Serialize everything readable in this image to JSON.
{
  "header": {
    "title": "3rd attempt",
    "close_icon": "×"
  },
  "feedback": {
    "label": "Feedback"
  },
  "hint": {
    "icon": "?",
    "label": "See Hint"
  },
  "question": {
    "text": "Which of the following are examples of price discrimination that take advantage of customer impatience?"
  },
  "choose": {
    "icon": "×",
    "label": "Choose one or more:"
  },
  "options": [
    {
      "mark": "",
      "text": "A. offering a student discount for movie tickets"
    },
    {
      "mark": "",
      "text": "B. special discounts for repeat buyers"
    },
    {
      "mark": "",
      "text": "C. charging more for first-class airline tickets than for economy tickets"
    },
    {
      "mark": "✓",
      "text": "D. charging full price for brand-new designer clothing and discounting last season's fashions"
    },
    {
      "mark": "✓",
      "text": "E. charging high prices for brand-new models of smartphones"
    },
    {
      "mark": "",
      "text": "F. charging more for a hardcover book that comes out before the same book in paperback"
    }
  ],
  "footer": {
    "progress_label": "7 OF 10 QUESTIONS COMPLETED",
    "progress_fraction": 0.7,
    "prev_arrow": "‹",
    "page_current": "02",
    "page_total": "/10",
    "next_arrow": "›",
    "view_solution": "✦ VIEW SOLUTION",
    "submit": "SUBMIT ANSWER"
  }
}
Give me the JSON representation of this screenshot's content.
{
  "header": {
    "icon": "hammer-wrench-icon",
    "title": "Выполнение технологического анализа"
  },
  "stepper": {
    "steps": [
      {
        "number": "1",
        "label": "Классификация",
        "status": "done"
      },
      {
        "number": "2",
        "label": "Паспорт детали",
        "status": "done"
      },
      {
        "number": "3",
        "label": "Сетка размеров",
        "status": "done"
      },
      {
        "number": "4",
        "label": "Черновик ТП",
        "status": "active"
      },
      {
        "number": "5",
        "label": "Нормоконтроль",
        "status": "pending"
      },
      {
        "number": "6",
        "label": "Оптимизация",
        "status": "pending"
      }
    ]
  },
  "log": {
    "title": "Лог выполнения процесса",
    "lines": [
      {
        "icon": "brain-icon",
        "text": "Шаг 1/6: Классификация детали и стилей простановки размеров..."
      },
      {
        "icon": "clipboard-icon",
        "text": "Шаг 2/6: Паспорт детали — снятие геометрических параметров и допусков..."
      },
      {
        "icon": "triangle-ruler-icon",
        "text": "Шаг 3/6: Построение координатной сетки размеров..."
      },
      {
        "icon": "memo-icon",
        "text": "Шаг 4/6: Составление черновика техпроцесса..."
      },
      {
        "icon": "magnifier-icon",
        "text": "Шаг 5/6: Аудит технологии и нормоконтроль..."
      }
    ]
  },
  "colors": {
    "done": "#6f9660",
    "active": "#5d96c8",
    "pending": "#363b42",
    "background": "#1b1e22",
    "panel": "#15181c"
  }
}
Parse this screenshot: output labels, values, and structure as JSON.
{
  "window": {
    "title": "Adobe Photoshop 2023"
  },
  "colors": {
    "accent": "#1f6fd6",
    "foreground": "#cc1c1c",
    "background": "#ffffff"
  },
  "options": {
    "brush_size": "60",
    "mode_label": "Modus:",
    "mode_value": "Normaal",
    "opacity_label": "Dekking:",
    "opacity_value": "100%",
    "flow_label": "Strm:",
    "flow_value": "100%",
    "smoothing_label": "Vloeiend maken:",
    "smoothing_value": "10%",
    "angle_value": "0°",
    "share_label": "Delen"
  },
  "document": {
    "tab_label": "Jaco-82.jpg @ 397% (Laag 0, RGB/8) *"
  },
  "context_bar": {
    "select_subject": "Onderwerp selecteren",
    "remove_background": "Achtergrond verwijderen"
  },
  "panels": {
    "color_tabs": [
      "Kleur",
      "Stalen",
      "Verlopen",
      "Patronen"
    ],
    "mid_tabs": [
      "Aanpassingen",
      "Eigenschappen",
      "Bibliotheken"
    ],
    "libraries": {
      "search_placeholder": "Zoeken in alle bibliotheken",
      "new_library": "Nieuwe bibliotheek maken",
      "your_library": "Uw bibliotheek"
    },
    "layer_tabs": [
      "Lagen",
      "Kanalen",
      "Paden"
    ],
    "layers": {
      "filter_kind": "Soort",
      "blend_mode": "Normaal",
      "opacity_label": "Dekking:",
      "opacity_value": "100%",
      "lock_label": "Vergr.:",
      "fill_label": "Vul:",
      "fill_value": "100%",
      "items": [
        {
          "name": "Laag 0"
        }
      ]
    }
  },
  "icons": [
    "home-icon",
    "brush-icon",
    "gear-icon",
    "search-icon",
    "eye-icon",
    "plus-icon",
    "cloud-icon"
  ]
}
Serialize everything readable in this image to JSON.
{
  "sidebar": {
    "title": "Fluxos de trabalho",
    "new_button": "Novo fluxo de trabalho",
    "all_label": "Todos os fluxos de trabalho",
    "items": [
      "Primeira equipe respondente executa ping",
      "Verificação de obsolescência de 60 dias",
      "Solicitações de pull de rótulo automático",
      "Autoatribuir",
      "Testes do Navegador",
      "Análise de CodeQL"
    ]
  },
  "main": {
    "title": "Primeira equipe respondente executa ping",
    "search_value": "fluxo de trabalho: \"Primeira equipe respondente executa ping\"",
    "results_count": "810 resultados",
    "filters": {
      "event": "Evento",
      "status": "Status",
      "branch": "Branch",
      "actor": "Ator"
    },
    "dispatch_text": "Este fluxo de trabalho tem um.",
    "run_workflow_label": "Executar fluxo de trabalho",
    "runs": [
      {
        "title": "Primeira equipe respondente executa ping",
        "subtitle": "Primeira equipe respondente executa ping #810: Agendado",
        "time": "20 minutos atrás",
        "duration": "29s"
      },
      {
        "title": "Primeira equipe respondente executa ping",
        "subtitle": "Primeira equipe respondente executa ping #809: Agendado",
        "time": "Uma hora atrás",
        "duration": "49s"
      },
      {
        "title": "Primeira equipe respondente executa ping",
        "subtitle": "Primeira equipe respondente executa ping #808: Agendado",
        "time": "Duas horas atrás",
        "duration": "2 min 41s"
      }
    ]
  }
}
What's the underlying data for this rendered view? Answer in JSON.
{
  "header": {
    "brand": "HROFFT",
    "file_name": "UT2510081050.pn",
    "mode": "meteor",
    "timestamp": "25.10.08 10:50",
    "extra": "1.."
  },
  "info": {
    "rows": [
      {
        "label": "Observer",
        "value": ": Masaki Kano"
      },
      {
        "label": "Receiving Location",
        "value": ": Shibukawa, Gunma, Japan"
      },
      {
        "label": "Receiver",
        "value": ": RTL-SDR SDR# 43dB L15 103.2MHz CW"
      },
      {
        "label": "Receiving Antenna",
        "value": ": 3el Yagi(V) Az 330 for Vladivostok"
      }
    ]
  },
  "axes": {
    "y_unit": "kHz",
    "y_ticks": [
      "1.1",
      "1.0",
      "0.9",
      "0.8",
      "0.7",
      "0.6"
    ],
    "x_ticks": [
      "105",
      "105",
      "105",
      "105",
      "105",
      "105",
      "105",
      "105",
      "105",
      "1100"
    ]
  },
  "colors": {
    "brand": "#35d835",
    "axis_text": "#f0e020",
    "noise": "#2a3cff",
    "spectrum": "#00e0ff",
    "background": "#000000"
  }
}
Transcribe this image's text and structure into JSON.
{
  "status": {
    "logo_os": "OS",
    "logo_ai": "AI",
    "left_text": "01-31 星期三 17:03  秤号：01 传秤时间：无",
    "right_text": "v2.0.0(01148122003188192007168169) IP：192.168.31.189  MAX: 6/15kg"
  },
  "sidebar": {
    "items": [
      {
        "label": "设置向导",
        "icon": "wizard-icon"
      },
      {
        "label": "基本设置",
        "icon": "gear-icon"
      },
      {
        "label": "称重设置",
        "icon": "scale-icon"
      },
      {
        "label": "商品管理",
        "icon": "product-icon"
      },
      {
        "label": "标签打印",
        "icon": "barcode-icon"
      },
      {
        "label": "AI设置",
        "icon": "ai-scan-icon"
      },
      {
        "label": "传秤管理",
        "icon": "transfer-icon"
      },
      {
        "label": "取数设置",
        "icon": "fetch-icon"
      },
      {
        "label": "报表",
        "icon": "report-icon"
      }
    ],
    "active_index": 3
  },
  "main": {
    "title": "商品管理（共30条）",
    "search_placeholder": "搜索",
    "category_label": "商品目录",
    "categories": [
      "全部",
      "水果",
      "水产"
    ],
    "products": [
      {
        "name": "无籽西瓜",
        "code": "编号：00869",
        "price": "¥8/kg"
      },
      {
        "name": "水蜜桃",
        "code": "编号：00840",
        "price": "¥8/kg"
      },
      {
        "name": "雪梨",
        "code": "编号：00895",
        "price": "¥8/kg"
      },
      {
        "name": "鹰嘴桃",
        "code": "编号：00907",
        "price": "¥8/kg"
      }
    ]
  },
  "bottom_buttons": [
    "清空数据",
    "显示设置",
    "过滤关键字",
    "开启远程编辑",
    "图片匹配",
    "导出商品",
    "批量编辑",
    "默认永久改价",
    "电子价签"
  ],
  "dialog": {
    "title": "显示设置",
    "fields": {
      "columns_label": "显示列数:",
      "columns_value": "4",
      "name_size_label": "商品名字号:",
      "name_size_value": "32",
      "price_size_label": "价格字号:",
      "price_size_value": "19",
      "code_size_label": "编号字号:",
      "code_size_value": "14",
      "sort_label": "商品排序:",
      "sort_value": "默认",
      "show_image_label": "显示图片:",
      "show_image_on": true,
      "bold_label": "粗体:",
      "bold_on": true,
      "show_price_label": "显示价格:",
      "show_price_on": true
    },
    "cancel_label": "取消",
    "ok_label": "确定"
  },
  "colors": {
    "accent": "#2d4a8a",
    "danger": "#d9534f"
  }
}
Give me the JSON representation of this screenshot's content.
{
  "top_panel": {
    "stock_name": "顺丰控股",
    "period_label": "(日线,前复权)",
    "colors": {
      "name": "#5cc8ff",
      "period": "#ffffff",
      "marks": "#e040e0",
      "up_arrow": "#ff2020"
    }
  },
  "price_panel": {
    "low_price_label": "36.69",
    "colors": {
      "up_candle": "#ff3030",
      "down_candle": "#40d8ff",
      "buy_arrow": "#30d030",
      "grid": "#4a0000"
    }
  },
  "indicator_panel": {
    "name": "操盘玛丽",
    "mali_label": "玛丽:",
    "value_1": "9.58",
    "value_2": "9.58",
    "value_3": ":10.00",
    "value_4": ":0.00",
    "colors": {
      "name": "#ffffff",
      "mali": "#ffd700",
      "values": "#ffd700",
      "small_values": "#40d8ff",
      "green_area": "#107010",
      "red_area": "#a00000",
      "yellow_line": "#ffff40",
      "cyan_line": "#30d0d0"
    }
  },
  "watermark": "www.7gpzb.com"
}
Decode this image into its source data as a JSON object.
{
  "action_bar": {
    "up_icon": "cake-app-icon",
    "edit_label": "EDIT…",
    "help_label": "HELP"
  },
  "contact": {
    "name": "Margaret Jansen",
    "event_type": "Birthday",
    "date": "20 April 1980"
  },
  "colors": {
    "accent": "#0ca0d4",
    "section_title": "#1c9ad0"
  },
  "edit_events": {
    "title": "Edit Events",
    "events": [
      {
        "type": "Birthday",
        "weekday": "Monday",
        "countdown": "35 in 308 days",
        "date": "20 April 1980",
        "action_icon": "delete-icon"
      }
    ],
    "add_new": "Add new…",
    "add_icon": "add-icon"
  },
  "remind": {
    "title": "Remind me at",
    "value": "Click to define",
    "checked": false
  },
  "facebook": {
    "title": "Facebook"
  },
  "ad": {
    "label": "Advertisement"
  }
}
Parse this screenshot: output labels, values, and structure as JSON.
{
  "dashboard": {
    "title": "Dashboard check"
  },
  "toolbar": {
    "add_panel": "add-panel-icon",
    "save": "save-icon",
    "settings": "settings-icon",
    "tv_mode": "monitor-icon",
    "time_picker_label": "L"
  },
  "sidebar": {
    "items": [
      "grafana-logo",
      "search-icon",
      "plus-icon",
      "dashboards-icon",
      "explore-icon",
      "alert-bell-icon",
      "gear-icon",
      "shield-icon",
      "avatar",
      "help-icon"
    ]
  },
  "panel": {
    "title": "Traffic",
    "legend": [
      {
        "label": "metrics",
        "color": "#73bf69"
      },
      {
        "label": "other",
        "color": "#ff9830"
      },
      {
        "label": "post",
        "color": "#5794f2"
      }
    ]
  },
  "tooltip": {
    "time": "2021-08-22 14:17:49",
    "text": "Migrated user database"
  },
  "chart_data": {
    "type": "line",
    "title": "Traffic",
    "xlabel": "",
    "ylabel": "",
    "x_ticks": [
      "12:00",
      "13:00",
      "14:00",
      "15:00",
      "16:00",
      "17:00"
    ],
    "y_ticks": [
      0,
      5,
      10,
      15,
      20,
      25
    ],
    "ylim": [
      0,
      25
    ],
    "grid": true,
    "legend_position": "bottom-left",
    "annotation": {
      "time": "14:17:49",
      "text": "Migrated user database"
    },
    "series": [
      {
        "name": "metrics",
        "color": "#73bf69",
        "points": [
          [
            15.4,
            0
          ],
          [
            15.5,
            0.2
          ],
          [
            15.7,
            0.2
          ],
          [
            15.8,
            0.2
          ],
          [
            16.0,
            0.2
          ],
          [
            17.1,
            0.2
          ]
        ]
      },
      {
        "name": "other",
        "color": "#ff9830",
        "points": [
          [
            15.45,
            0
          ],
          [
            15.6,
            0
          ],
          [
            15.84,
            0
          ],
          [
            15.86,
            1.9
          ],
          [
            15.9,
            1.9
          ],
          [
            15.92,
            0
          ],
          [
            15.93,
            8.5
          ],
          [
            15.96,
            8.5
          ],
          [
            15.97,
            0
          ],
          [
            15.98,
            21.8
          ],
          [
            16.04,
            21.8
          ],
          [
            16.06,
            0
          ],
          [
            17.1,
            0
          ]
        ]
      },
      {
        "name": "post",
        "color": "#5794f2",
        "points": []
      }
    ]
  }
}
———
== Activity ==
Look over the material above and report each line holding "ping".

== Response for this exercise ==
      "Primeira equipe respondente executa ping",
    "title": "Primeira equipe respondente executa ping",
    "search_value": "fluxo de trabalho: \"Primeira equipe respondente executa ping\"",
        "title": "Primeira equipe respondente executa ping",
        "subtitle": "Primeira equipe respondente executa ping #810: Agendado",
        "title": "Primeira equipe respondente executa ping",
        "subtitle": "Primeira equipe respondente executa ping #809: Agendado",
        "title": "Primeira equipe respondente executa ping",
        "subtitle": "Primeira equipe respondente executa ping #808: Agendado",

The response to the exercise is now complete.